>>>>

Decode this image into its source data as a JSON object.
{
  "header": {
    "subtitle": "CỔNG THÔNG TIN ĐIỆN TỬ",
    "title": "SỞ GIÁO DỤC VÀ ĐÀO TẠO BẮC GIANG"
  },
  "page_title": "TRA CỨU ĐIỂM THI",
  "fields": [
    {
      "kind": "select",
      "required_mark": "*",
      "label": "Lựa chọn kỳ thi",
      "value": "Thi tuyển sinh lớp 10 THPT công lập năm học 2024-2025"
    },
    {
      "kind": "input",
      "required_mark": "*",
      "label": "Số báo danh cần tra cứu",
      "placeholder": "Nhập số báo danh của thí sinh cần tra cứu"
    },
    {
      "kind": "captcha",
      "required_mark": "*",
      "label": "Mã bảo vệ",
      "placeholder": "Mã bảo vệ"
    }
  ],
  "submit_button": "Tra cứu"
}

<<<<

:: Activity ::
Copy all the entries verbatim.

:: Result of the task ::
Decode this image into its source data as a JSON object.
{
  "header": {
    "subtitle": "CỔNG THÔNG TIN ĐIỆN TỬ",
    "title": "SỞ GIÁO DỤC VÀ ĐÀO TẠO BẮC GIANG"
  },
  "page_title": "TRA CỨU ĐIỂM THI",
  "fields": [
    {
      "kind": "select",
      "required_mark": "*",
      "label": "Lựa chọn kỳ thi",
      "value": "Thi tuyển sinh lớp 10 THPT công lập năm học 2024-2025"
    },
    {
      "kind": "input",
      "required_mark": "*",
      "label": "Số báo danh cần tra cứu",
      "placeholder": "Nhập số báo danh của thí sinh cần tra cứu"
    },
    {
      "kind": "captcha",
      "required_mark": "*",
      "label": "Mã bảo vệ",
      "placeholder": "Mã bảo vệ"
    }
  ],
  "submit_button": "Tra cứu"
}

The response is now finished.